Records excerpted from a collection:
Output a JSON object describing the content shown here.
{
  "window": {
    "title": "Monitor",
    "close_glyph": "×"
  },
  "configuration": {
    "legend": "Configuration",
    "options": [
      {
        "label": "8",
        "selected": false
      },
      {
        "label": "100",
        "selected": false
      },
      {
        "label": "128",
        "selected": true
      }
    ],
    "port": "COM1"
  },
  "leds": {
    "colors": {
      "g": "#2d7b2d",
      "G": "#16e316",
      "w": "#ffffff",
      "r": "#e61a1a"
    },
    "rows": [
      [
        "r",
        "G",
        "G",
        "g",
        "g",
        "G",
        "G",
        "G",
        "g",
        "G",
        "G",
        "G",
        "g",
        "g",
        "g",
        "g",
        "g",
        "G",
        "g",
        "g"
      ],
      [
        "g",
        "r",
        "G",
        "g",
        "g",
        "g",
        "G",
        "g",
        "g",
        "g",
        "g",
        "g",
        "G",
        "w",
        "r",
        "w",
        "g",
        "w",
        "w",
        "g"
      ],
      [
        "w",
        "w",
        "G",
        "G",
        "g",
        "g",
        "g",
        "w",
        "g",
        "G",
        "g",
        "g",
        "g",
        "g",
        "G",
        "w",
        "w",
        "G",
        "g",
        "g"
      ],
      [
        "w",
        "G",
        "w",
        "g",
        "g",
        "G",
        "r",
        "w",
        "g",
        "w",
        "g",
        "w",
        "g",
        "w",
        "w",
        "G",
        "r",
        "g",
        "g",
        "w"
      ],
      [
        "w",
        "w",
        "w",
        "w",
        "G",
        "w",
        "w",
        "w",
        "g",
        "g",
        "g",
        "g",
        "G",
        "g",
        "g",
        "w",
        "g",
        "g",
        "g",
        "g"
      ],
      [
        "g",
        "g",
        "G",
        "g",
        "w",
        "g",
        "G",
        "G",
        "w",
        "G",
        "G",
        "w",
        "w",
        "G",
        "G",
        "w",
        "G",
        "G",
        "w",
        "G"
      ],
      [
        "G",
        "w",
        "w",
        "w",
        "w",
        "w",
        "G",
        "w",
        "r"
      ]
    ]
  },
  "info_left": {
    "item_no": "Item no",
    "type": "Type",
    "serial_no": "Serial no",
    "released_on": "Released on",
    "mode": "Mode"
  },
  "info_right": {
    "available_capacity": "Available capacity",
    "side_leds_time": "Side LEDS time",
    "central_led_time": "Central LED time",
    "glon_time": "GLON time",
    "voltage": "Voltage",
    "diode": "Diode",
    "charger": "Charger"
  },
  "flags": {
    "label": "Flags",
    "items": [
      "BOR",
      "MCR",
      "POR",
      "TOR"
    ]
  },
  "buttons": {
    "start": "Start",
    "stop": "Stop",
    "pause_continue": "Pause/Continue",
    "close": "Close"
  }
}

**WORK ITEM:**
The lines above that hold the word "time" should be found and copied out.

**FINISHED TASK:**
    "side_leds_time": "Side LEDS time",
    "central_led_time": "Central LED time",
    "glon_time": "GLON time",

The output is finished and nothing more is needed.